With the March 3 Los Angeles mayoral election drawing closer, Mayor Antonio Villaraigosa is hitting the streets for his re-election campaign as he opened a campaign office this week in South Los Angeles.
Located on 3427 Crenshaw Blvd., the office lies in the heart of the Crenshaw District, one of the city's last predominately African-American communities. It is one of three that the campaign has opened this month – the others being in Van Nuys and East L.A.
At the opening ceremony on Feb. 15, Villaraigosa told those in attendance that the coalition he has built up during his term would continue the work he has started since being elected in 2005.
"We've laid a solid foundation for the future and we are going to build on it with better jobs, better education for our children and safer streets for everyone," Villaraigosa said, "We've brought people together and gotten things done, that is what this election is about."
Villaraigosa won the mayoral race four years ago with the support of the African-American community, including influential backers such as Rep. Maxine Waters, Councilman Bernard Parks and Earvin "Magic" Johnson.
After winning 33 percent during the general election, he defeated incumbent James Hahn in a run-off two months later.

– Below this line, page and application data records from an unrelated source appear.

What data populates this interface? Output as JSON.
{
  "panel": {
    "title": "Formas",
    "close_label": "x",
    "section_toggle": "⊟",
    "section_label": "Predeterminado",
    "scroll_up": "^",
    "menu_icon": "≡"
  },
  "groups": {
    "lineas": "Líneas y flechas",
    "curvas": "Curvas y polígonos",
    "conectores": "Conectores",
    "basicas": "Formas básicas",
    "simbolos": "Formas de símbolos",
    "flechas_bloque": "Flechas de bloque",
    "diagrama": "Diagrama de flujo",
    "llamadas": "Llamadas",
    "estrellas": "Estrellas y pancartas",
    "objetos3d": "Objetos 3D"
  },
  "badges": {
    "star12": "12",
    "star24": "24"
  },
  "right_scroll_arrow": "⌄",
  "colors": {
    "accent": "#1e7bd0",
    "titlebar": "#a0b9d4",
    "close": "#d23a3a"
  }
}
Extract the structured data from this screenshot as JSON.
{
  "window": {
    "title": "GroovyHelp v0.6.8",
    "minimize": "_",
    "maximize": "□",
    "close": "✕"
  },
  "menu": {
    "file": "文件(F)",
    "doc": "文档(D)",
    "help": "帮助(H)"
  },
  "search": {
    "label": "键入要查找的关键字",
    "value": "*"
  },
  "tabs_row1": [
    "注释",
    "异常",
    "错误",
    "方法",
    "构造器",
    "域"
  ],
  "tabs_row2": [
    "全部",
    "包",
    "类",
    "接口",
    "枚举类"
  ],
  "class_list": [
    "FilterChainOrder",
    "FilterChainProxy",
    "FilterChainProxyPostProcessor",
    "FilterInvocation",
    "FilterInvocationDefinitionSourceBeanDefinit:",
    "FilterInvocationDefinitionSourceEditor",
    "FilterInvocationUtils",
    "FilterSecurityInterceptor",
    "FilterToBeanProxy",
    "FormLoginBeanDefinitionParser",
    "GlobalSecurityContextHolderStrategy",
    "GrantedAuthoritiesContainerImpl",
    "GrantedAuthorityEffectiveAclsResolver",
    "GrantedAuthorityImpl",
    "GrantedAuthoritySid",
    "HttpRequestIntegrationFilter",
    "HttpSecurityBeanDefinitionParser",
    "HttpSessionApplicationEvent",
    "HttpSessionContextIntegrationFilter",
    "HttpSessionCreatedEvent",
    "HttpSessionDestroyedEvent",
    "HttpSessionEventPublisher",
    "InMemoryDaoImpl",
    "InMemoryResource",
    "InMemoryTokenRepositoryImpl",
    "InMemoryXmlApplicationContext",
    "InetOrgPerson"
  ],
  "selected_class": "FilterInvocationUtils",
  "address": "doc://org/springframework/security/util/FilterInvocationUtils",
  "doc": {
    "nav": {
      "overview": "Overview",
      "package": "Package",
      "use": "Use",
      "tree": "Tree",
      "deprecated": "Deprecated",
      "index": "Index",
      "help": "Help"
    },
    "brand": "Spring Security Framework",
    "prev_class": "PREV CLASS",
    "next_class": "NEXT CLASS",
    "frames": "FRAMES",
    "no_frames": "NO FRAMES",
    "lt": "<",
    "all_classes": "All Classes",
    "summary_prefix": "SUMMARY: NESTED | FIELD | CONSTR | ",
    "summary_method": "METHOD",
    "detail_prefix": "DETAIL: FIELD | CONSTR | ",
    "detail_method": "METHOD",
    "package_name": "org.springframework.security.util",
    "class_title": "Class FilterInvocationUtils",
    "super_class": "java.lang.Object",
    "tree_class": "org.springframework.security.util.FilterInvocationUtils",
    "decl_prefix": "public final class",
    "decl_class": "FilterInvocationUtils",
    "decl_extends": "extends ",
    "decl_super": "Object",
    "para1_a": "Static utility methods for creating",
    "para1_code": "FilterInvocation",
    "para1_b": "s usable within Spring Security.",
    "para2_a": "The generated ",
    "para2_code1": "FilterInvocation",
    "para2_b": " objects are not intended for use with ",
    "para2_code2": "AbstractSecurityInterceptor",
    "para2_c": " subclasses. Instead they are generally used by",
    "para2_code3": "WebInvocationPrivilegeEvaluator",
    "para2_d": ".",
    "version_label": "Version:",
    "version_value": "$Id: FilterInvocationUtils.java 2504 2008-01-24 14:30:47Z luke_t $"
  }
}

Despite fierce opposition to his handling of the L.A. Unified School District the past two years from members of the community, the mayor has mostly enjoyed a popular first term.
A poll conducted on November 4 by the Thomas and Dorothy Leavy Center at Loyola Marymount University showed that Villaraigosa had a 61 percent job approval rating.
In the same poll, African-Americans gave him a 50 percent approval rating.
The election is expected to serve as a springboard for his potential entry into the governor's race next year. Villaraigosa told the Associated Press on Feb. 9 that he would consider running regardless if he is re-elected.
"I can tell you that I will look at the issue further down the road, but I'm focused on this job and focused on re-election," he said.
Highlights of his term have included overseeing the city's lowest crime rate since 1961 and spearheading the movement to make Los Angeles a "green city." The city currently generates 10 percent of its energy from renewable sources and is expected to reach 20 percent by next year.
The mayor is expected to face minimal opposition from the 21 challengers that have entered the race, the most prominent being local attorney Walter Moore who finished sixth in the 2005 election.